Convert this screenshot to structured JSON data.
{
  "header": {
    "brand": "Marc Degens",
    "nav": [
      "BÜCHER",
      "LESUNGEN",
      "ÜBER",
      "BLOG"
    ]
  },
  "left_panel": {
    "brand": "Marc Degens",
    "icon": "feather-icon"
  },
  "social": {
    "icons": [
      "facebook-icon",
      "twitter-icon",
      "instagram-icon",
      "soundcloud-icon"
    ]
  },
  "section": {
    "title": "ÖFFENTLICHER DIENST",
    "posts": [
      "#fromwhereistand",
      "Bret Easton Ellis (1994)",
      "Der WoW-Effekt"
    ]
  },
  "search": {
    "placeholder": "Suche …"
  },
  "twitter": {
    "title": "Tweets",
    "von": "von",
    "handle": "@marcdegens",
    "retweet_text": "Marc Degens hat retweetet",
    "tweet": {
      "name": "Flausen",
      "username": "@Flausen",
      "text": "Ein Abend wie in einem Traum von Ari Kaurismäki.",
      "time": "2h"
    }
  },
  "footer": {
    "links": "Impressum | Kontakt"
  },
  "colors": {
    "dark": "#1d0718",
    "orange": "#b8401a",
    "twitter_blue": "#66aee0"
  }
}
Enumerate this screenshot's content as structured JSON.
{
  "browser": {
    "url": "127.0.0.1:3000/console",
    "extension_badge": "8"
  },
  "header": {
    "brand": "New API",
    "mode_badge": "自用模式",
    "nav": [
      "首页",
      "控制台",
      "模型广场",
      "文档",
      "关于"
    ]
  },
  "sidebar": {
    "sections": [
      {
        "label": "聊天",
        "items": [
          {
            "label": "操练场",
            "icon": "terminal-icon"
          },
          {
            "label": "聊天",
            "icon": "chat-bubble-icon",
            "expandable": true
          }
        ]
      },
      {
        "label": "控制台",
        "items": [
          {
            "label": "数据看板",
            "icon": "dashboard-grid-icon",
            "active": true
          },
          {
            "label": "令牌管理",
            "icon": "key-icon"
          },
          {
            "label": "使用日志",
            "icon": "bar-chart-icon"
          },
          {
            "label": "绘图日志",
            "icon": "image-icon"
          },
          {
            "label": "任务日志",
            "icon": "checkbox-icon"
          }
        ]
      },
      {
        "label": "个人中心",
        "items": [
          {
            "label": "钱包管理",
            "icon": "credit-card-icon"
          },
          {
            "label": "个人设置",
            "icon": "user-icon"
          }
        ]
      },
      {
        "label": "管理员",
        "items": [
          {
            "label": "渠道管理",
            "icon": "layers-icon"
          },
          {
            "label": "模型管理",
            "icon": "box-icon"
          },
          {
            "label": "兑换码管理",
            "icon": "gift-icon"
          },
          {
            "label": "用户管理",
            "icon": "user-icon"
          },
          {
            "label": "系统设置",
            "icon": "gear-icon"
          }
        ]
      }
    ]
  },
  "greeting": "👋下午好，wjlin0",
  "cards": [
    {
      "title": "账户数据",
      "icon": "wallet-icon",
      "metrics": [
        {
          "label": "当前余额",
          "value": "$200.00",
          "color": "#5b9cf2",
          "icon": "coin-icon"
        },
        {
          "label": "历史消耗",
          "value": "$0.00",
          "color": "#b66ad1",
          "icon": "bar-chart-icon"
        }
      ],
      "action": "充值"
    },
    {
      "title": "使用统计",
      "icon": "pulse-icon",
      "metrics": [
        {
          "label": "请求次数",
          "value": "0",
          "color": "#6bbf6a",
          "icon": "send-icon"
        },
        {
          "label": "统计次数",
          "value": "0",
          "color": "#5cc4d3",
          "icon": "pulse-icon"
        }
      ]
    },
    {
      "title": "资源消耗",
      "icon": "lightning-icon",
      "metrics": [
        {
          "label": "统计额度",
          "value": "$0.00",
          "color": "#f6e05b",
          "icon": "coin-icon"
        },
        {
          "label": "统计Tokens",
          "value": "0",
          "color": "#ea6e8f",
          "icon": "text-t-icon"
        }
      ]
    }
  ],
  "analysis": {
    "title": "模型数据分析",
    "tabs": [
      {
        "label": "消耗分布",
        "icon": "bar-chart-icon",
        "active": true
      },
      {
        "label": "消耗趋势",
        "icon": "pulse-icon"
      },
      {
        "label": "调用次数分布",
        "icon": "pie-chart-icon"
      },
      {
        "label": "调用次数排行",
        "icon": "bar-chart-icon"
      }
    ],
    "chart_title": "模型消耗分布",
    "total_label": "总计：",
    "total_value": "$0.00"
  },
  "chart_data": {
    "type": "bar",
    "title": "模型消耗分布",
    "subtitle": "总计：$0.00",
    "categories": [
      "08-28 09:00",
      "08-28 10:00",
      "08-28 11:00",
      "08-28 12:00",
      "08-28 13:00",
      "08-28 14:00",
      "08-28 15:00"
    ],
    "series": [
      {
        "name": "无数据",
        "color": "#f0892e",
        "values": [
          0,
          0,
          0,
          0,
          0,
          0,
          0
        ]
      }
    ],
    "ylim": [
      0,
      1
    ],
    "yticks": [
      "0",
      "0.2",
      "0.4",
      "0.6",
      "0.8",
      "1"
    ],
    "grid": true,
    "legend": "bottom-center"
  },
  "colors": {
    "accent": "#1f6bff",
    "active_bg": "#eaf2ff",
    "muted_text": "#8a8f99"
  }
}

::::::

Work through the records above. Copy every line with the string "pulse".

• **Answer space**:
      "icon": "pulse-icon",
          "icon": "pulse-icon"
        "icon": "pulse-icon"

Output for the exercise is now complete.